Chinese intelligence does keep tabs on Uyghurs who have metastasized into jihadis across "Syraq" after making the journey illegally via Southeast Asia and Turkey. Beijing is as much alarmed at their eventual return home as Moscow is about Chechens and other Southern Caucasus jihadis.
Then there's a third, invisible, and most curious element. The Daesh video signals the excommunication of the Islamist Party of Turkestan (IPT), aka al-Qaeda in Xinjiang.
The IPT is based in Pakistan's tribal areas and has launched a number of attacks across the border over the past few years. Their aim is to install a caliphate in Central Asia, but paying obedience to Ayman al-Zawahiri, not to the self-proclaimed caliph in Syria/Iraq -- Abu Bakr al-Baghdadi.
If this possible interpenetration of the East Turkestan Independence Movement, Daesh and IPT looks messy, that's because it is. But Chinese intelligence should know better. ETIM is a separatist movement. Daesh is hardcore jihad.
Daesh has set its sights on seducing voluminous packs of reservoir dogs not only from North Africa but also from Indonesia, Pakistan and, predictably, Xinjiang. There are at least 20 million Muslims in China -- when we add Uyghurs and Huis, another ethnic minority living mostly in Gansu province and parts of Yunnan; that's twice the population of Tunisia, a fertile Daesh recruiting ground.

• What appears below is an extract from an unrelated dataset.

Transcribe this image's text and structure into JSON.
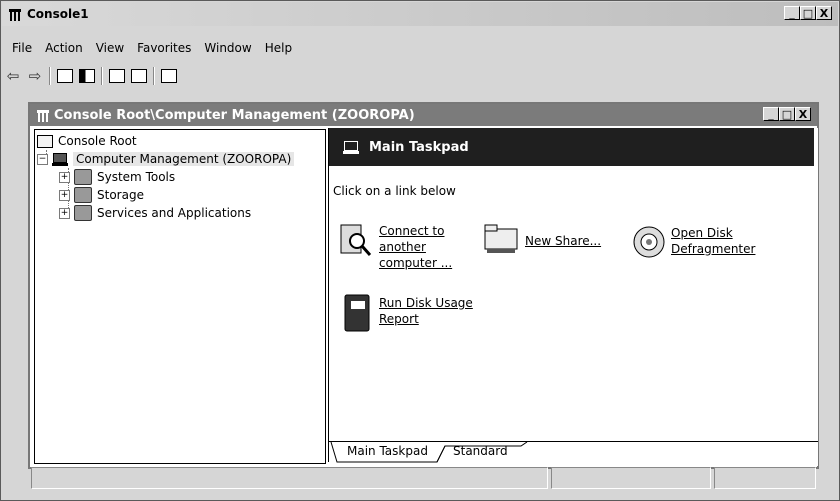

Since 2014, Baghdadi has designated China as a jihad target. Daesh beheaded a Chinese hostage in November 2015. Daesh has released videos in Mandarin to seduce the Hui.

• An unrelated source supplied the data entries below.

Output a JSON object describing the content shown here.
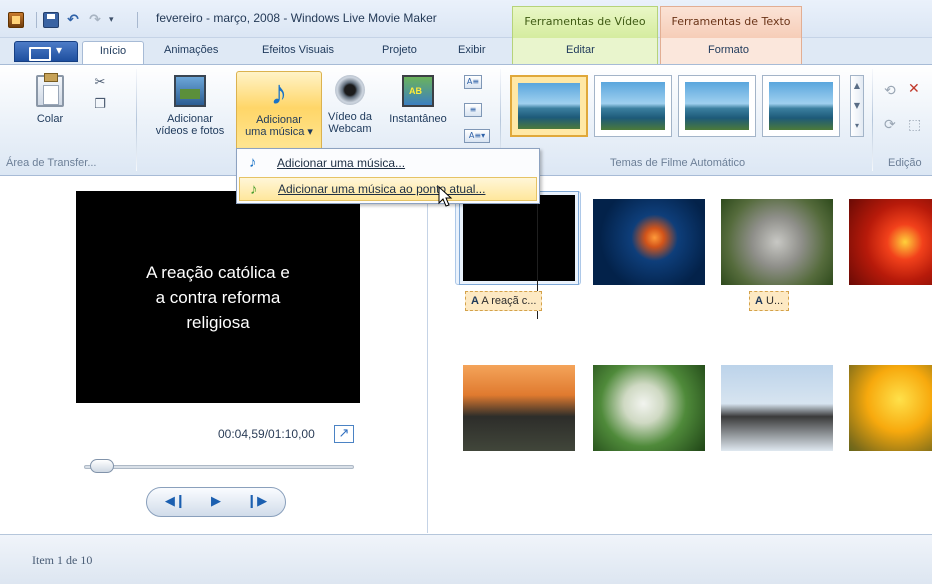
{
  "window": {
    "title": "fevereiro - março, 2008 - Windows Live Movie Maker",
    "qat_dropdown": "▾"
  },
  "context_tabs": {
    "video_tools": "Ferramentas de Vídeo",
    "text_tools": "Ferramentas de Texto"
  },
  "tabs": [
    {
      "label": "Início"
    },
    {
      "label": "Animações"
    },
    {
      "label": "Efeitos Visuais"
    },
    {
      "label": "Projeto"
    },
    {
      "label": "Exibir"
    },
    {
      "label": "Editar"
    },
    {
      "label": "Formato"
    }
  ],
  "ribbon": {
    "clipboard": {
      "paste": "Colar",
      "group": "Área de Transfer..."
    },
    "add": {
      "add_videos_line1": "Adicionar",
      "add_videos_line2": "vídeos e fotos",
      "add_music_line1": "Adicionar",
      "add_music_line2": "uma música ▾",
      "webcam_line1": "Vídeo da",
      "webcam_line2": "Webcam",
      "snapshot": "Instantâneo"
    },
    "themes": {
      "group": "Temas de Filme Automático"
    },
    "editing": {
      "group": "Edição"
    }
  },
  "music_menu": {
    "item1": "Adicionar uma música...",
    "item2": "Adicionar uma música ao ponto atual..."
  },
  "preview": {
    "caption_line1": "A reação católica e",
    "caption_line2": "a contra reforma",
    "caption_line3": "religiosa",
    "timecode": "00:04,59/01:10,00",
    "seek_position_fraction": 0.065
  },
  "storyboard": {
    "caption1": "A reaçã c...",
    "caption2": "U..."
  },
  "status": {
    "text": "Item 1 de 10"
  }
}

Yet the latest Daesh video is not a declaration of war on Beijing. It's a clever propaganda tool in essence designed to show Daesh keeps recruiting jihadis from all over the spectrum. Considering China's increasingly draconian Great Web Wall, virtually no one will watch the video across Xinjiang.
Between a separatist rock and a jihadi hard place
Chinese intelligence also remains extremely alarmed about Afghanistan, where Daesh roams free and cross-border Uyghur jihadis have been finding shelter and guns since the 1990s Taliban days. Beijing, along with Moscow, plans to tackle the complex ramifications via a more muscular, integrated role for the Shanghai Cooperation Organization.
Still, the absolute key problem remains Xinjiang, and how to prevent Uyghur grievances from translating into jihadism. As Beijing-based researcher Gabriele Battaglia points out, Xinjiang's security policy rests in the hands of Chen Quanguo, "a hardliner with an economic background instead of a military one and the inventor of the 'grid management system' in Tibet."
That means hardcore "grid" repression tactics already in effect in Tibet, where Chen was Communist Party chief, are and will continue to be replicated in Xinjiang. And that will only reinforce the perception -- across the lands of Islam and certainly in the West -- that the Xi administration may be not exactly Muslim-friendly.
Things could get even messier if harsh controls in Xinjiang, as part of a uniform implementation of state policy, are extended against the Hui in the largely desert province of Gansu and mostly in multicultural, ethnically autonomous Yunnan. Unlike the Uyghurs, the Hui, whom I met in both Gansu and Yunnan during my previous Silk Road trips, are very well integrated with the Han Chinese.
What makes this whole drama so pregnant with meaning is its central role in the ultimate success or failure of the New Silk Roads -- aka One Belt, One Road (Obor) in their official, lost-in-translation terminology.
Trouble in Xinjiang spells out major trouble for Obor. Xinjiang, sparsely populated, sitting on vast reserves of unexplored energy, will be the privileged node connecting China to Central Asia in a maze of high-speed rail, pipelines and fiber optics. The capital, Urumqi, is being turned into an information-technology hub.
The financial stakes are staggering.
All bets are off on how Xi's Great Wall of Iron will smash separatism and/or jihadism combined with the "grid" implemented on the ground by Chen Quanguo. Beijing does not have much time to strike a fine, right balance; too much iron applied against the Uyghurs might just as well mortally wound the biggest infrastructure project of the 21st century.